Exercise directions - Word for word, reproduce the records that follow.

[Element data from apps and pages]
+---+

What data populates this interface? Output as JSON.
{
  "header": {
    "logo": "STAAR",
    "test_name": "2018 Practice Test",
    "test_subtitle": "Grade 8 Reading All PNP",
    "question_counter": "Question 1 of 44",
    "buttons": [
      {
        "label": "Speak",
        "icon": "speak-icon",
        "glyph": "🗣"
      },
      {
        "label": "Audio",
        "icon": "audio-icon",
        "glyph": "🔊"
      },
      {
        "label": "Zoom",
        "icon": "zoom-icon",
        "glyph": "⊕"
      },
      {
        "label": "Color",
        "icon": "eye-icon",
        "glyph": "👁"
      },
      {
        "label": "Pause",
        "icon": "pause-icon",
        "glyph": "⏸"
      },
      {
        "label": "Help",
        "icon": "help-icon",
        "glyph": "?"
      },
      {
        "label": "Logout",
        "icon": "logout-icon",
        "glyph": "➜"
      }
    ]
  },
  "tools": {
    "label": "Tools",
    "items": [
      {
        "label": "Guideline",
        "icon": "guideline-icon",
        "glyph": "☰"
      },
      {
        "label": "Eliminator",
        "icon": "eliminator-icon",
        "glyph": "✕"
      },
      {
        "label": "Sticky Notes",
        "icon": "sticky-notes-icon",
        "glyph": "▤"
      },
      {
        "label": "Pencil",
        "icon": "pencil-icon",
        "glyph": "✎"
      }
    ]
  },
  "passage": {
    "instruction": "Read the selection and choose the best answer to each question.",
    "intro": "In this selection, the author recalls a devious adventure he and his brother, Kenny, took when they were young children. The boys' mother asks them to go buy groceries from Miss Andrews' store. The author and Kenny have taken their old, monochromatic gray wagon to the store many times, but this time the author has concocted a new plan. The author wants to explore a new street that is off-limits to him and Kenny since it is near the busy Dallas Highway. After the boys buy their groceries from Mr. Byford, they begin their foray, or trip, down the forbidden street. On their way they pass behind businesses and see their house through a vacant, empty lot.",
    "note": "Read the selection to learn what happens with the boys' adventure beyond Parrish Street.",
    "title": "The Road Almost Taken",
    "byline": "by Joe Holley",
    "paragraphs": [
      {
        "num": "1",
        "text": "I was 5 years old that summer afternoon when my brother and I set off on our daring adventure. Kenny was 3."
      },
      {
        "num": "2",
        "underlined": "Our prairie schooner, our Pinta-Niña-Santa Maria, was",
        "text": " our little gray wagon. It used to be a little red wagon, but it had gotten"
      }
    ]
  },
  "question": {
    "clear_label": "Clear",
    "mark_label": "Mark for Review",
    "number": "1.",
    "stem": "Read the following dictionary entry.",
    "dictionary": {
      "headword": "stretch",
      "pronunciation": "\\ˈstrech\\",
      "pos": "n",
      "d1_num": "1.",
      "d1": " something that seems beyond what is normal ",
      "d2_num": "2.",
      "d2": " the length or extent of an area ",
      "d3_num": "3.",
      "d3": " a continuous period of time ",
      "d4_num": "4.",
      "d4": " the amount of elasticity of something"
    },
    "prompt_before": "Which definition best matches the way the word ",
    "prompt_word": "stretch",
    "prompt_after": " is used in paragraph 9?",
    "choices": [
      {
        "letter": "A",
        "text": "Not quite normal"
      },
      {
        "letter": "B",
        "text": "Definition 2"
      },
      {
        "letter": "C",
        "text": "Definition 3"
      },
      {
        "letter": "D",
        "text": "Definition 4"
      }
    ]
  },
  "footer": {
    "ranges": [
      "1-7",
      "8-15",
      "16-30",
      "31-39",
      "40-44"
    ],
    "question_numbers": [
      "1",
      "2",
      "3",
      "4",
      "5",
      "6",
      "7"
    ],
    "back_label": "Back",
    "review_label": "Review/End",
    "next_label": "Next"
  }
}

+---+

Exercise response -
What data populates this interface? Output as JSON.
{
  "header": {
    "logo": "STAAR",
    "test_name": "2018 Practice Test",
    "test_subtitle": "Grade 8 Reading All PNP",
    "question_counter": "Question 1 of 44",
    "buttons": [
      {
        "label": "Speak",
        "icon": "speak-icon",
        "glyph": "🗣"
      },
      {
        "label": "Audio",
        "icon": "audio-icon",
        "glyph": "🔊"
      },
      {
        "label": "Zoom",
        "icon": "zoom-icon",
        "glyph": "⊕"
      },
      {
        "label": "Color",
        "icon": "eye-icon",
        "glyph": "👁"
      },
      {
        "label": "Pause",
        "icon": "pause-icon",
        "glyph": "⏸"
      },
      {
        "label": "Help",
        "icon": "help-icon",
        "glyph": "?"
      },
      {
        "label": "Logout",
        "icon": "logout-icon",
        "glyph": "➜"
      }
    ]
  },
  "tools": {
    "label": "Tools",
    "items": [
      {
        "label": "Guideline",
        "icon": "guideline-icon",
        "glyph": "☰"
      },
      {
        "label": "Eliminator",
        "icon": "eliminator-icon",
        "glyph": "✕"
      },
      {
        "label": "Sticky Notes",
        "icon": "sticky-notes-icon",
        "glyph": "▤"
      },
      {
        "label": "Pencil",
        "icon": "pencil-icon",
        "glyph": "✎"
      }
    ]
  },
  "passage": {
    "instruction": "Read the selection and choose the best answer to each question.",
    "intro": "In this selection, the author recalls a devious adventure he and his brother, Kenny, took when they were young children. The boys' mother asks them to go buy groceries from Miss Andrews' store. The author and Kenny have taken their old, monochromatic gray wagon to the store many times, but this time the author has concocted a new plan. The author wants to explore a new street that is off-limits to him and Kenny since it is near the busy Dallas Highway. After the boys buy their groceries from Mr. Byford, they begin their foray, or trip, down the forbidden street. On their way they pass behind businesses and see their house through a vacant, empty lot.",
    "note": "Read the selection to learn what happens with the boys' adventure beyond Parrish Street.",
    "title": "The Road Almost Taken",
    "byline": "by Joe Holley",
    "paragraphs": [
      {
        "num": "1",
        "text": "I was 5 years old that summer afternoon when my brother and I set off on our daring adventure. Kenny was 3."
      },
      {
        "num": "2",
        "underlined": "Our prairie schooner, our Pinta-Niña-Santa Maria, was",
        "text": " our little gray wagon. It used to be a little red wagon, but it had gotten"
      }
    ]
  },
  "question": {
    "clear_label": "Clear",
    "mark_label": "Mark for Review",
    "number": "1.",
    "stem": "Read the following dictionary entry.",
    "dictionary": {
      "headword": "stretch",
      "pronunciation": "\\ˈstrech\\",
      "pos": "n",
      "d1_num": "1.",
      "d1": " something that seems beyond what is normal ",
      "d2_num": "2.",
      "d2": " the length or extent of an area ",
      "d3_num": "3.",
      "d3": " a continuous period of time ",
      "d4_num": "4.",
      "d4": " the amount of elasticity of something"
    },
    "prompt_before": "Which definition best matches the way the word ",
    "prompt_word": "stretch",
    "prompt_after": " is used in paragraph 9?",
    "choices": [
      {
        "letter": "A",
        "text": "Not quite normal"
      },
      {
        "letter": "B",
        "text": "Definition 2"
      },
      {
        "letter": "C",
        "text": "Definition 3"
      },
      {
        "letter": "D",
        "text": "Definition 4"
      }
    ]
  },
  "footer": {
    "ranges": [
      "1-7",
      "8-15",
      "16-30",
      "31-39",
      "40-44"
    ],
    "question_numbers": [
      "1",
      "2",
      "3",
      "4",
      "5",
      "6",
      "7"
    ],
    "back_label": "Back",
    "review_label": "Review/End",
    "next_label": "Next"
  }
}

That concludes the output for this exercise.